Big deal

"Cyber Risk and CFOs: Over-Confidence is Costly," is a new report based on a survey conducted by risk consulting firm Kroll and studioID of Industry Dive. More than 80% of CFOs said they’re confident in their companies’ abilities to prevent cyber security incidents. However, in the past 18 months, 61% endured at least three significant cyber incidents, and 71% have suffered more than $5 million in financial losses due to the incidents. Phishing emails were the most common cyber incident (65%), followed by supply chain attacks that arose from a vendor (62%). The findings are based on a survey of 180 finance leaders across industries. 

Going deeper

"How tech and telecom can stop wasting revenue," a new report by Grant Thornton, explores ways telecom and technology companies can track down the places where they are missing revenue and ways to capture it. “Historically, in the telecom industry, the repetitive billing processes were not able to keep up with the various marketing and sales initiatives that companies were offering,” Grant Thornton Finance Transformation Managing Director Ronald Gothelf stated in the report.“What we saw historically in telecom, we’re now seeing more on the technology side. It’s affecting technology because of the pace of change for those companies and because more products are being offered as a service."

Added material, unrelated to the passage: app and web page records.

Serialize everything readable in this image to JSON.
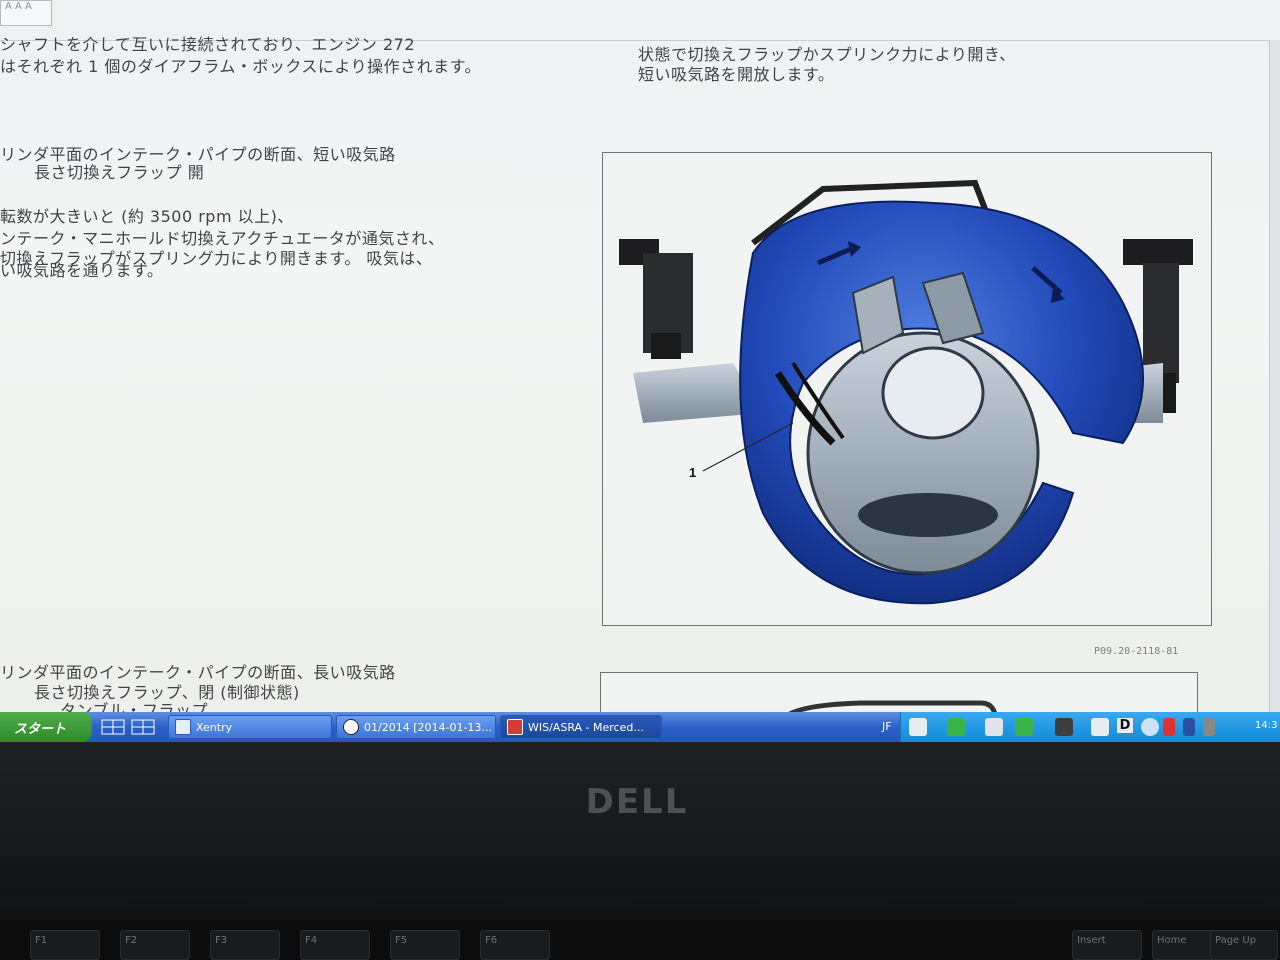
{
  "top_tab_label": "A A A",
  "left_text": {
    "line1": "シャフトを介して互いに接続されており、エンジン 272",
    "line2": "はそれぞれ 1 個のダイアフラム・ボックスにより操作されます。",
    "heading1": "リンダ平面のインテーク・パイプの断面、短い吸気路",
    "sub1": "長さ切換えフラップ 開",
    "p1": "転数が大きいと (約 3500 rpm 以上)、",
    "p2": "ンテーク・マニホールド切換えアクチュエータが通気され、",
    "p3": "切換えフラップがスプリング力により開きます。 吸気は、",
    "p4": "い吸気路を通ります。",
    "heading2": "リンダ平面のインテーク・パイプの断面、長い吸気路",
    "sub2": "長さ切換えフラップ、閉 (制御状態)",
    "sub3": "タンブル・フラップ"
  },
  "right_text": {
    "line1": "状態で切換えフラップかスプリンク力により開き、",
    "line2": "短い吸気路を開放します。"
  },
  "figure": {
    "callout": "1",
    "caption": "P09.20-2118-81"
  },
  "taskbar": {
    "start_label": "スタート",
    "tasks": [
      {
        "label": "Xentry"
      },
      {
        "label": "01/2014 [2014-01-13..."
      },
      {
        "label": "WIS/ASRA - Merced..."
      }
    ],
    "lang": "JF",
    "tray_d": "D",
    "clock": "14:3"
  },
  "laptop": {
    "brand": "DELL",
    "keys": [
      "F1",
      "F2",
      "F3",
      "F4",
      "F5",
      "F6",
      "Insert",
      "Home",
      "Page Up"
    ]
  },
  "colors": {
    "intake_blue": "#1f4fc9",
    "taskbar_blue": "#2a5fc8",
    "start_green": "#2d8a2c",
    "tray_blue": "#0f8ad9"
  }
}
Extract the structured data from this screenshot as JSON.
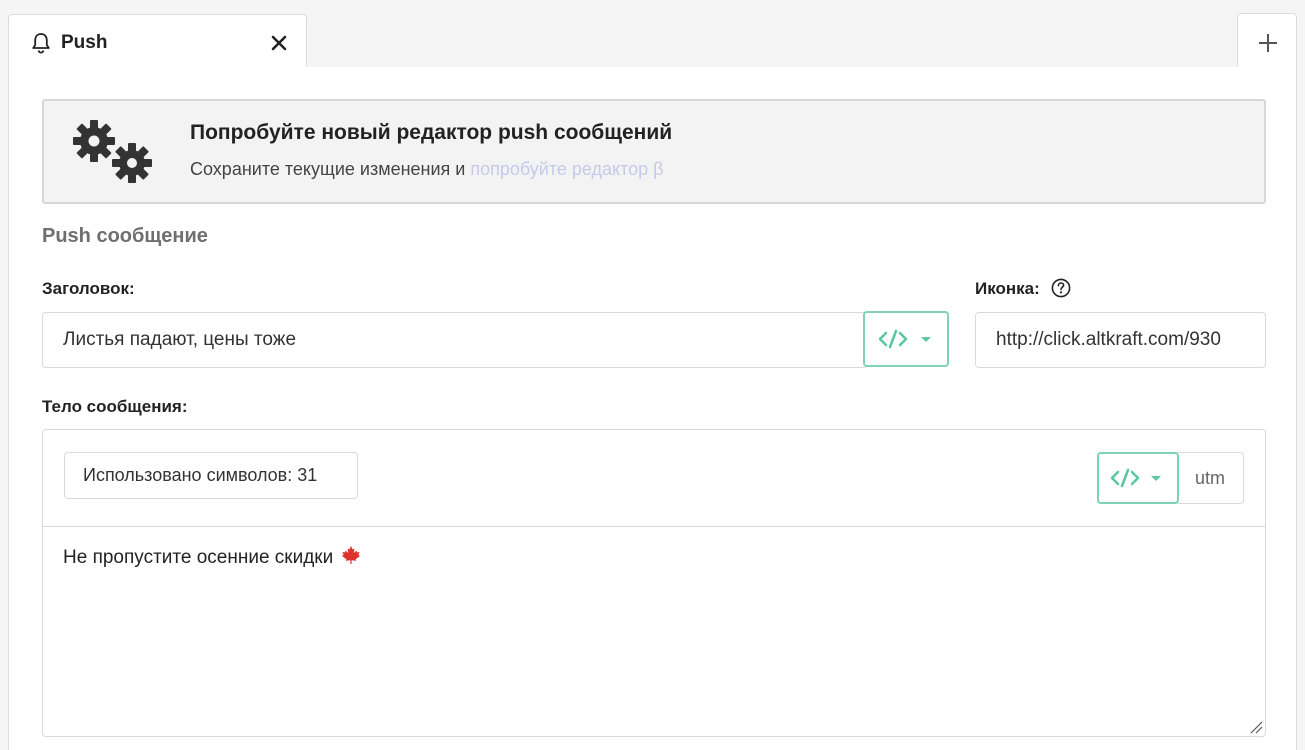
{
  "tabs": {
    "active_tab_label": "Push",
    "add_tab_icon": "plus-icon",
    "close_icon": "close-icon"
  },
  "banner": {
    "title": "Попробуйте новый редактор push сообщений",
    "text": "Сохраните текущие изменения и ",
    "link_text": "попробуйте редактор β",
    "icon": "gears-icon"
  },
  "section": {
    "title": "Push сообщение"
  },
  "title_field": {
    "label": "Заголовок:",
    "value": "Листья падают, цены тоже"
  },
  "icon_field": {
    "label": "Иконка:",
    "value": "http://click.altkraft.com/930"
  },
  "body": {
    "label": "Тело сообщения:",
    "char_counter": "Использовано символов: 31",
    "utm_label": "utm",
    "text": "Не пропустите осенние скидки",
    "emoji": "maple-leaf-icon"
  },
  "colors": {
    "accent": "#5cc8a0",
    "link": "#c5cae9",
    "maple_leaf": "#e0322d"
  }
}
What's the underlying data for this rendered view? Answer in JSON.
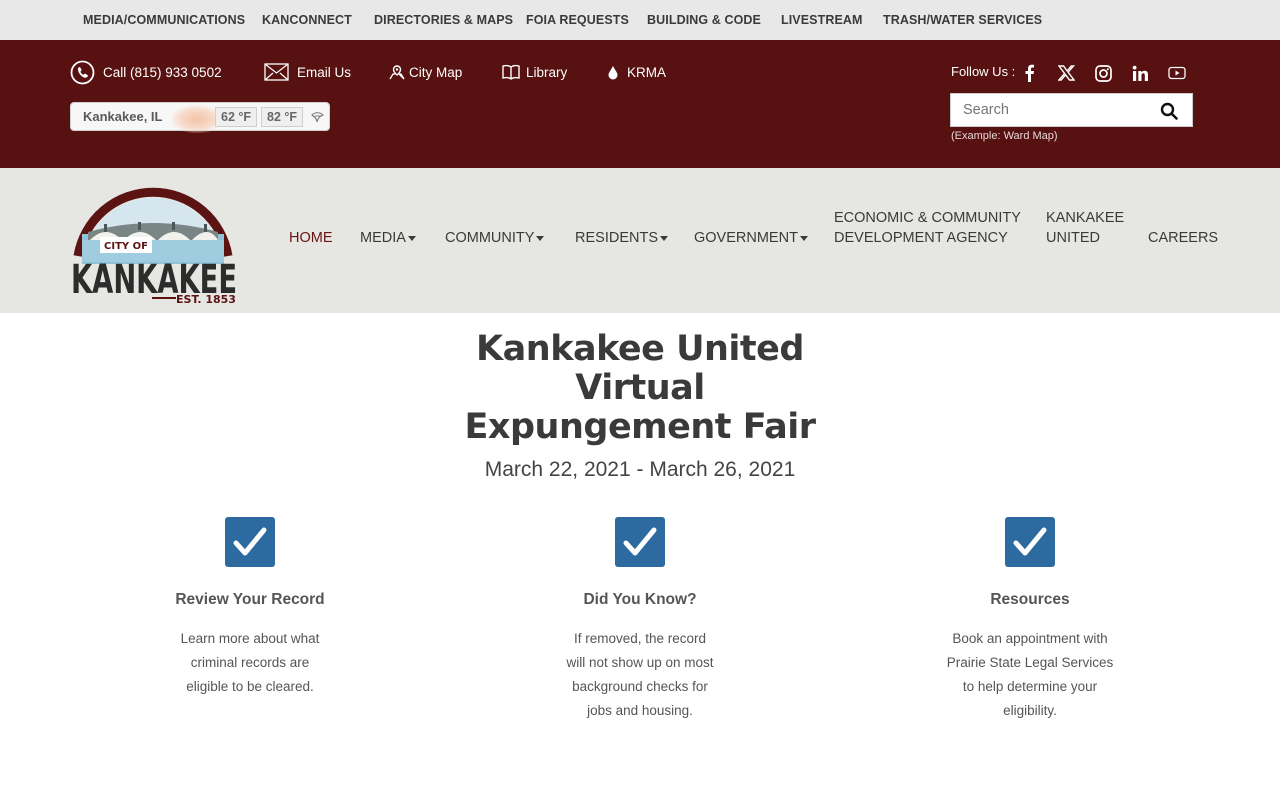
{
  "topbar": {
    "links": [
      "MEDIA/COMMUNICATIONS",
      "KANCONNECT",
      "DIRECTORIES & MAPS",
      "FOIA REQUESTS",
      "BUILDING & CODE",
      "LIVESTREAM",
      "TRASH/WATER SERVICES"
    ]
  },
  "header": {
    "quick_links": [
      {
        "icon": "phone-icon",
        "label": "Call (815) 933 0502"
      },
      {
        "icon": "email-icon",
        "label": "Email Us"
      },
      {
        "icon": "map-icon",
        "label": "City Map"
      },
      {
        "icon": "book-icon",
        "label": "Library"
      },
      {
        "icon": "water-drop-icon",
        "label": "KRMA"
      }
    ],
    "weather": {
      "location": "Kankakee, IL",
      "low": "62 °F",
      "high": "82 °F"
    },
    "follow_label": "Follow Us :",
    "social": [
      "facebook-icon",
      "x-twitter-icon",
      "instagram-icon",
      "linkedin-icon",
      "youtube-icon"
    ],
    "search": {
      "placeholder": "Search",
      "example": "(Example: Ward Map)"
    }
  },
  "logo": {
    "top": "CITY OF",
    "name": "KANKAKEE",
    "est": "EST. 1853"
  },
  "nav": {
    "items": [
      {
        "label": "HOME",
        "dropdown": false,
        "active": true
      },
      {
        "label": "MEDIA",
        "dropdown": true
      },
      {
        "label": "COMMUNITY",
        "dropdown": true
      },
      {
        "label": "RESIDENTS",
        "dropdown": true
      },
      {
        "label": "GOVERNMENT",
        "dropdown": true
      },
      {
        "label_line1": "ECONOMIC & COMMUNITY",
        "label_line2": "DEVELOPMENT AGENCY"
      },
      {
        "label_line1": "KANKAKEE",
        "label_line2": "UNITED"
      },
      {
        "label": "CAREERS"
      }
    ]
  },
  "hero": {
    "title_lines": [
      "Kankakee United",
      "Virtual",
      "Expungement Fair"
    ],
    "dates": "March 22, 2021 - March 26, 2021"
  },
  "columns": [
    {
      "heading": "Review Your Record",
      "lines": [
        "Learn more about what",
        "criminal records are",
        "eligible to be cleared."
      ]
    },
    {
      "heading": "Did You Know?",
      "lines": [
        "If removed, the record",
        "will not show up on most",
        "background checks for",
        "jobs and housing."
      ]
    },
    {
      "heading": "Resources",
      "lines": [
        "Book an appointment with",
        "Prairie State Legal Services",
        "to help determine your",
        "eligibility."
      ]
    }
  ],
  "colors": {
    "maroon": "#561110",
    "nav_bg": "#e6e6e3",
    "check_blue": "#2c6aa0",
    "active_nav": "#6b1512"
  }
}
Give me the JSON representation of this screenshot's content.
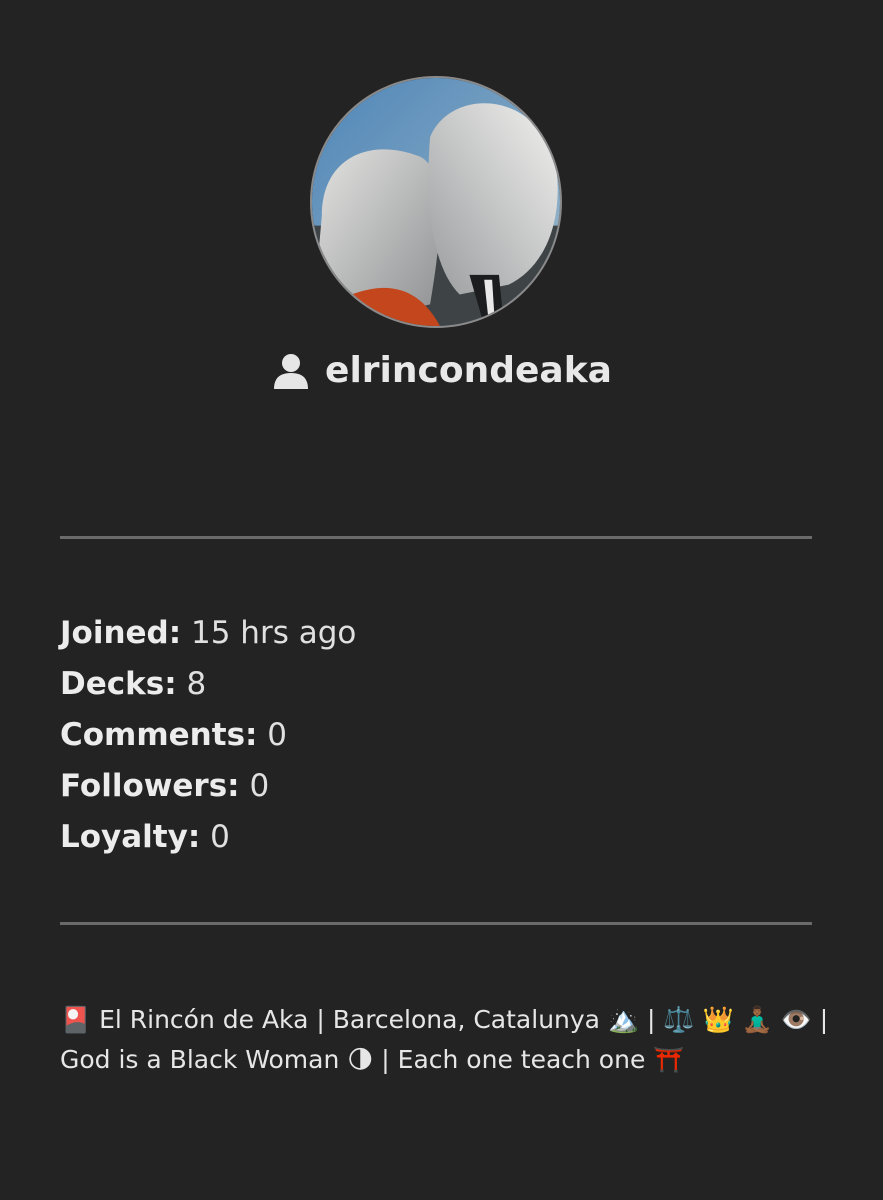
{
  "profile": {
    "avatar_description_icon": "avatar-painting",
    "username": "elrincondeaka",
    "user_icon": "user-icon"
  },
  "stats": [
    {
      "label": "Joined:",
      "value": "15 hrs ago"
    },
    {
      "label": "Decks:",
      "value": "8"
    },
    {
      "label": "Comments:",
      "value": "0"
    },
    {
      "label": "Followers:",
      "value": "0"
    },
    {
      "label": "Loyalty:",
      "value": "0"
    }
  ],
  "bio": {
    "text": "🎴 El Rincón de Aka | Barcelona, Catalunya 🏔️ | ⚖️ 👑 🧘🏾‍♂️ 👁️ | God is a Black Woman 🌗 | Each one teach one ⛩️"
  },
  "colors": {
    "background": "#232323",
    "text": "#e6e6e6",
    "divider": "#6a6a6a"
  }
}
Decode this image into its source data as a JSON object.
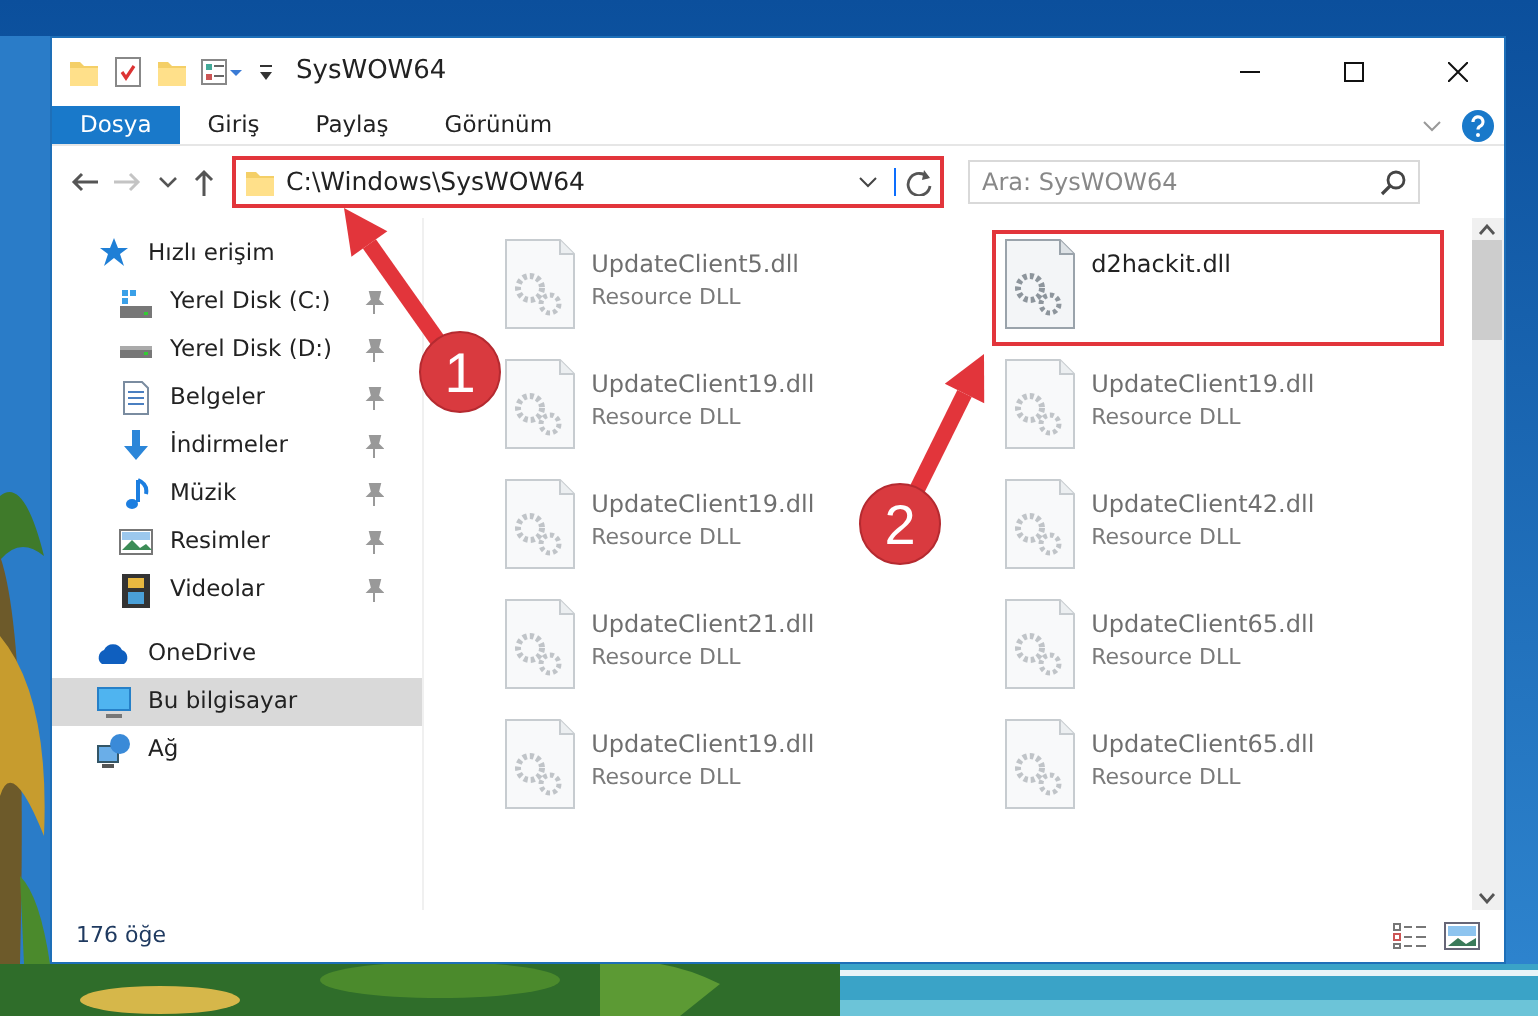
{
  "window": {
    "title": "SysWOW64"
  },
  "ribbon_tabs": [
    {
      "label": "Dosya",
      "selected": true
    },
    {
      "label": "Giriş",
      "selected": false
    },
    {
      "label": "Paylaş",
      "selected": false
    },
    {
      "label": "Görünüm",
      "selected": false
    }
  ],
  "nav_buttons": [
    {
      "kind": "back",
      "disabled": false
    },
    {
      "kind": "forward",
      "disabled": true
    },
    {
      "kind": "recent",
      "disabled": false
    },
    {
      "kind": "up",
      "disabled": false
    }
  ],
  "address": {
    "path": "C:\\Windows\\SysWOW64",
    "highlighted": true
  },
  "search": {
    "placeholder": "Ara: SysWOW64"
  },
  "sidebar": {
    "items": [
      {
        "label": "Hızlı erişim",
        "kind": "star",
        "selected": false,
        "children": [
          {
            "label": "Yerel Disk (C:)",
            "kind": "drive-win",
            "pinned": true
          },
          {
            "label": "Yerel Disk (D:)",
            "kind": "drive",
            "pinned": true
          },
          {
            "label": "Belgeler",
            "kind": "docs",
            "pinned": true
          },
          {
            "label": "İndirmeler",
            "kind": "download",
            "pinned": true
          },
          {
            "label": "Müzik",
            "kind": "music",
            "pinned": true
          },
          {
            "label": "Resimler",
            "kind": "pictures",
            "pinned": true
          },
          {
            "label": "Videolar",
            "kind": "videos",
            "pinned": true
          }
        ]
      },
      {
        "label": "OneDrive",
        "kind": "cloud",
        "selected": false
      },
      {
        "label": "Bu bilgisayar",
        "kind": "pc",
        "selected": true
      },
      {
        "label": "Ağ",
        "kind": "network",
        "selected": false
      }
    ]
  },
  "files": [
    {
      "name": "UpdateClient5.dll",
      "type": "Resource DLL",
      "blurred": true,
      "highlighted": false
    },
    {
      "name": "d2hackit.dll",
      "blurred": false,
      "highlighted": true
    },
    {
      "name": "UpdateClient19.dll",
      "type": "Resource DLL",
      "blurred": true,
      "highlighted": false
    },
    {
      "name": "UpdateClient19.dll",
      "type": "Resource DLL",
      "blurred": true,
      "highlighted": false
    },
    {
      "name": "UpdateClient19.dll",
      "type": "Resource DLL",
      "blurred": true,
      "highlighted": false
    },
    {
      "name": "UpdateClient42.dll",
      "type": "Resource DLL",
      "blurred": true,
      "highlighted": false
    },
    {
      "name": "UpdateClient21.dll",
      "type": "Resource DLL",
      "blurred": true,
      "highlighted": false
    },
    {
      "name": "UpdateClient65.dll",
      "type": "Resource DLL",
      "blurred": true,
      "highlighted": false
    },
    {
      "name": "UpdateClient19.dll",
      "type": "Resource DLL",
      "blurred": true,
      "highlighted": false
    },
    {
      "name": "UpdateClient65.dll",
      "type": "Resource DLL",
      "blurred": true,
      "highlighted": false
    }
  ],
  "status_bar": {
    "item_count": "176 öğe"
  },
  "annotations": [
    {
      "number": "1"
    },
    {
      "number": "2"
    }
  ]
}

Blake Jorgensen, EVP and CFO of PayPal Holdings, Inc. (Nasdaq: PYPL), is taking a leave of absence for health reasons, according to the company. Gabrielle Rabinovitch will serve as acting CFO and perform PayPal's principal financial officer's duties, effective immediately. In addition to serving as acting CFO, Rabinovitch will continue her role as SVP of Capital Markets, Investor Relations and Treasurer. Rabinovitch served as PayPal’s interim CFO before Jorgensen joined the company on August 3. He previously served as CFO at Electronic Arts Inc., Levi Strauss & Co., and Yahoo! Inc. PayPal President and CEO Dan Schulman said in a note to employees that Jorgensen has "a treatable medical condition," he has been "fully immersed in serving the company during his first months as CFO," and "we are looking forward to Blake returning to his role following his recovery."

Julie Whalen was named EVP and CFO at Expedia Group, Inc. (Nasdaq: EXPE), effective Sept. 26. Whalen succeeds Eric Hart, who will remain with the company through Oct. 1. Whalen comes to Expedia Group with more than 20 years of finance experience. Most recently, she served as EVP and CFO of Williams-Sonoma, Inc. having progressed through positions of increasing responsibility in Williams-Sonoma’s finance organization since joining in 2001, including 10 years as CFO. Whalen has served as a member of the company’s board of directors since June 2019 and will continue following her appointment.


“It’s been a half-century since we began our experiment in responsible business. If we have any hope of a thriving planet 50 years from now, it demands all of us doing all we can with the resources we have. As the business leader I never wanted to be, I am doing my part. Instead of extracting value from nature and transforming it into wealth, we are using the wealth Patagonia creates to protect the source. We’re making Earth our only shareholder. I am dead serious about saving this planet.”

—Yvon Chouinard, 83, founder of Patagonia, an outdoor clothing and gear designer, announced on Wednesday that he is giving away his company. Patagonia will now be owned through a trust and a nonprofit organization. Future profits will be donated to combat climate change. 

This is the web version of CFO Daily, a newsletter on the trends and individuals shaping corporate finance. Sign up to get it delivered free to your inbox.